Task directions: Repeat, exactly and completely, the entries shown underneath.

── Material for this task ──

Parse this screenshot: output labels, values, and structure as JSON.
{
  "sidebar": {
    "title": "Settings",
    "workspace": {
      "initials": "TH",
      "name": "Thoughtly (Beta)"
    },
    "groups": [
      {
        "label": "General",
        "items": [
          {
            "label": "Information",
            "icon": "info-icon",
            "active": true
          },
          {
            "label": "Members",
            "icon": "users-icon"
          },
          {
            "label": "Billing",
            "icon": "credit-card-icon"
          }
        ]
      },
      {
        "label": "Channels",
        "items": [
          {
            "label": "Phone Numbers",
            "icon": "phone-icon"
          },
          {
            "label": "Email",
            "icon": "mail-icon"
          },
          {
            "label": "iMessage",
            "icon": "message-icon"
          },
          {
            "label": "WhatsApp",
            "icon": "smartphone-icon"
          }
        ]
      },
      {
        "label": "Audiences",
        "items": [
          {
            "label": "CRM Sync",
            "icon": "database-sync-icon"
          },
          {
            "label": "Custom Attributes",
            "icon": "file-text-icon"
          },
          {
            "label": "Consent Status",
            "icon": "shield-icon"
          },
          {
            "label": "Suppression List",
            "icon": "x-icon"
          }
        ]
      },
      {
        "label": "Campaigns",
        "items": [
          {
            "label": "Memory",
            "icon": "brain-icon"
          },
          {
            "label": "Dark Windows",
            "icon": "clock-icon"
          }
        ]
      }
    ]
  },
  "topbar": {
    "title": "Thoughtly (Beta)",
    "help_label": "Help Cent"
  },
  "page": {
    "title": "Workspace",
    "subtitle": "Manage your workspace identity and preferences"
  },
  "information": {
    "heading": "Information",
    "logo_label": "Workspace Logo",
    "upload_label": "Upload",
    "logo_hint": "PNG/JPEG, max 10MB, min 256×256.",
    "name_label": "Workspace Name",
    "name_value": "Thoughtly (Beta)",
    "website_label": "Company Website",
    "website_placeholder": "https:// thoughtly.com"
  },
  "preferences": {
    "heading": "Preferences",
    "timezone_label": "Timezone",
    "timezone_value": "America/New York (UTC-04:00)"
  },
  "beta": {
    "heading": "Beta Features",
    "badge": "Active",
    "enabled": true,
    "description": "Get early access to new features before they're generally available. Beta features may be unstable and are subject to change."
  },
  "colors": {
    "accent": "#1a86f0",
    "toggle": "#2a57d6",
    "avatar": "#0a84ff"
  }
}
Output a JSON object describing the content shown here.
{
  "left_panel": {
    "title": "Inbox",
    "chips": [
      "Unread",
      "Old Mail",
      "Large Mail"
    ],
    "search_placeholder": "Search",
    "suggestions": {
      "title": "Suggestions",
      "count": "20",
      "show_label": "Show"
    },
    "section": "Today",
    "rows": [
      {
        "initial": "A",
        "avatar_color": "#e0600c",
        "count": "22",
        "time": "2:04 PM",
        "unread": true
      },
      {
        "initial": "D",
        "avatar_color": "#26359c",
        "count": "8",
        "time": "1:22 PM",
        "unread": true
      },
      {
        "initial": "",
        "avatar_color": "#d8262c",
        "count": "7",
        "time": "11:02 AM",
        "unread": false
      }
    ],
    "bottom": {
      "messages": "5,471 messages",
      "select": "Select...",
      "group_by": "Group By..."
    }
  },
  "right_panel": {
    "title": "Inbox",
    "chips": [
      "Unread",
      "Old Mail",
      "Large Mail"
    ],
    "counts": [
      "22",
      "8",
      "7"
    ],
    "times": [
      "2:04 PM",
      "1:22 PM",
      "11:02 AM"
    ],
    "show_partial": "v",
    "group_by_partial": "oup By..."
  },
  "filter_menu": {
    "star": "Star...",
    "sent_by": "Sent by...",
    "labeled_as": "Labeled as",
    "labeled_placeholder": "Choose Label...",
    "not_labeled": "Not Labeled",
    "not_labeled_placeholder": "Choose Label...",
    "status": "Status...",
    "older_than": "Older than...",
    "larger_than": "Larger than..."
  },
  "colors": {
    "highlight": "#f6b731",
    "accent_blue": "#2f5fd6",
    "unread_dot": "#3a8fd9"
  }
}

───

Task answer:
Parse this screenshot: output labels, values, and structure as JSON.
{
  "sidebar": {
    "title": "Settings",
    "workspace": {
      "initials": "TH",
      "name": "Thoughtly (Beta)"
    },
    "groups": [
      {
        "label": "General",
        "items": [
          {
            "label": "Information",
            "icon": "info-icon",
            "active": true
          },
          {
            "label": "Members",
            "icon": "users-icon"
          },
          {
            "label": "Billing",
            "icon": "credit-card-icon"
          }
        ]
      },
      {
        "label": "Channels",
        "items": [
          {
            "label": "Phone Numbers",
            "icon": "phone-icon"
          },
          {
            "label": "Email",
            "icon": "mail-icon"
          },
          {
            "label": "iMessage",
            "icon": "message-icon"
          },
          {
            "label": "WhatsApp",
            "icon": "smartphone-icon"
          }
        ]
      },
      {
        "label": "Audiences",
        "items": [
          {
            "label": "CRM Sync",
            "icon": "database-sync-icon"
          },
          {
            "label": "Custom Attributes",
            "icon": "file-text-icon"
          },
          {
            "label": "Consent Status",
            "icon": "shield-icon"
          },
          {
            "label": "Suppression List",
            "icon": "x-icon"
          }
        ]
      },
      {
        "label": "Campaigns",
        "items": [
          {
            "label": "Memory",
            "icon": "brain-icon"
          },
          {
            "label": "Dark Windows",
            "icon": "clock-icon"
          }
        ]
      }
    ]
  },
  "topbar": {
    "title": "Thoughtly (Beta)",
    "help_label": "Help Cent"
  },
  "page": {
    "title": "Workspace",
    "subtitle": "Manage your workspace identity and preferences"
  },
  "information": {
    "heading": "Information",
    "logo_label": "Workspace Logo",
    "upload_label": "Upload",
    "logo_hint": "PNG/JPEG, max 10MB, min 256×256.",
    "name_label": "Workspace Name",
    "name_value": "Thoughtly (Beta)",
    "website_label": "Company Website",
    "website_placeholder": "https:// thoughtly.com"
  },
  "preferences": {
    "heading": "Preferences",
    "timezone_label": "Timezone",
    "timezone_value": "America/New York (UTC-04:00)"
  },
  "beta": {
    "heading": "Beta Features",
    "badge": "Active",
    "enabled": true,
    "description": "Get early access to new features before they're generally available. Beta features may be unstable and are subject to change."
  },
  "colors": {
    "accent": "#1a86f0",
    "toggle": "#2a57d6",
    "avatar": "#0a84ff"
  }
}
Output a JSON object describing the content shown here.
{
  "left_panel": {
    "title": "Inbox",
    "chips": [
      "Unread",
      "Old Mail",
      "Large Mail"
    ],
    "search_placeholder": "Search",
    "suggestions": {
      "title": "Suggestions",
      "count": "20",
      "show_label": "Show"
    },
    "section": "Today",
    "rows": [
      {
        "initial": "A",
        "avatar_color": "#e0600c",
        "count": "22",
        "time": "2:04 PM",
        "unread": true
      },
      {
        "initial": "D",
        "avatar_color": "#26359c",
        "count": "8",
        "time": "1:22 PM",
        "unread": true
      },
      {
        "initial": "",
        "avatar_color": "#d8262c",
        "count": "7",
        "time": "11:02 AM",
        "unread": false
      }
    ],
    "bottom": {
      "messages": "5,471 messages",
      "select": "Select...",
      "group_by": "Group By..."
    }
  },
  "right_panel": {
    "title": "Inbox",
    "chips": [
      "Unread",
      "Old Mail",
      "Large Mail"
    ],
    "counts": [
      "22",
      "8",
      "7"
    ],
    "times": [
      "2:04 PM",
      "1:22 PM",
      "11:02 AM"
    ],
    "show_partial": "v",
    "group_by_partial": "oup By..."
  },
  "filter_menu": {
    "star": "Star...",
    "sent_by": "Sent by...",
    "labeled_as": "Labeled as",
    "labeled_placeholder": "Choose Label...",
    "not_labeled": "Not Labeled",
    "not_labeled_placeholder": "Choose Label...",
    "status": "Status...",
    "older_than": "Older than...",
    "larger_than": "Larger than..."
  },
  "colors": {
    "highlight": "#f6b731",
    "accent_blue": "#2f5fd6",
    "unread_dot": "#3a8fd9"
  }
}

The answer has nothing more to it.